Jane Jacobs has spent years changing the way we think about economic life in general. Now, in The Nature of Economies, Jacobs proposes a radical notion that has breath-taking common sense: economies are governed by the same rules as nature itself. With the simplicity of an extremely wise and seasoned thinker, Jane Jacobs shows us that by looking to nature, we can develop economies that are both efficient and ecologically friendly.
The Nature of Economies is written in dialogue form: five intelligent friends discussing over coffee how economies work. The result is a wonderfully provocative, truly ground-breaking work by one of the great thinkers of our time.

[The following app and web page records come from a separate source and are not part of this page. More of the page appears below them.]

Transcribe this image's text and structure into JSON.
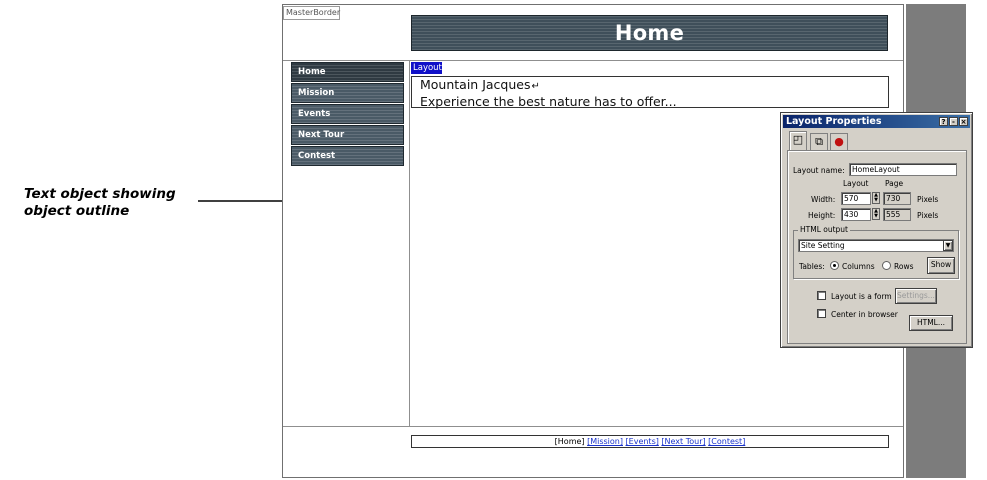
{
  "callout": {
    "line1": "Text object showing",
    "line2": "object outline"
  },
  "canvas": {
    "master_tag": "MasterBorder",
    "header_title": "Home",
    "nav_items": [
      "Home",
      "Mission",
      "Events",
      "Next Tour",
      "Contest"
    ],
    "layout_tag": "Layout",
    "text_line1": "Mountain Jacques",
    "text_line2": "Experience the best nature has to offer...",
    "footer": {
      "home": "[Home]",
      "links": [
        "[Mission]",
        "[Events]",
        "[Next Tour]",
        "[Contest]"
      ]
    }
  },
  "palette": {
    "title": "Layout Properties",
    "title_buttons": [
      "?",
      "-",
      "×"
    ],
    "layout_name_label": "Layout name:",
    "layout_name_value": "HomeLayout",
    "col_layout": "Layout",
    "col_page": "Page",
    "width_label": "Width:",
    "width_value": "570",
    "width_page": "730",
    "height_label": "Height:",
    "height_value": "430",
    "height_page": "555",
    "pixels": "Pixels",
    "html_output_label": "HTML output",
    "select_value": "Site Setting",
    "tables_label": "Tables:",
    "columns_label": "Columns",
    "rows_label": "Rows",
    "show_button": "Show",
    "form_checkbox_label": "Layout is a form",
    "settings_button": "Settings...",
    "center_checkbox_label": "Center in browser",
    "html_button": "HTML..."
  }
}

Jacobs's 1961 classic, Death and Life of Great American Cities, broke new ground in its insistence that humane urban planning could result from looking intently at people's everyday lives as a microcosm of the needs of city, economic and national life. The book also showcased Jacobs's superb ability to weave her own and her neighbors' personal stories into her theories of urban planning and development. In this important, essentially philosophical new work on patterns of social and economic growth, Jacobs immerses herself in the role of storyteller, building her arguments through a series of conversations between a group of environmentally aware, countercultural friends talking about what it means for humans to interact, understand one another and dwell safely and without causing harm in the world. Jacobs's choice to explore this material within a Socratic dialogue might seem pretentious or simplistic in less skilled hands. Yet her tone and style are so assured that it is hard to imagine a straightforward, expository examination of the same ideas that conveys as much nuance. The approach also amplifies Jacobs's theme of exploring the myriad ways in which humans exist "wholly within nature" and not, as some environmentalists claim, as "interlopers." Drawing upon examples from nature, the physical sciences, evolutionary theory, mathematics and quantum physics, Jacobs cogently illustrates how human beings and the civilizations they create can be in harmony with the world around them. Sounding the same themes she has been investigating for the past 40 years, this witty, beautifully expressed book represents the culmination of Jacobs's previous thinking, and a step forward that deftly invokes a broader philosophical, even metaphysical, context.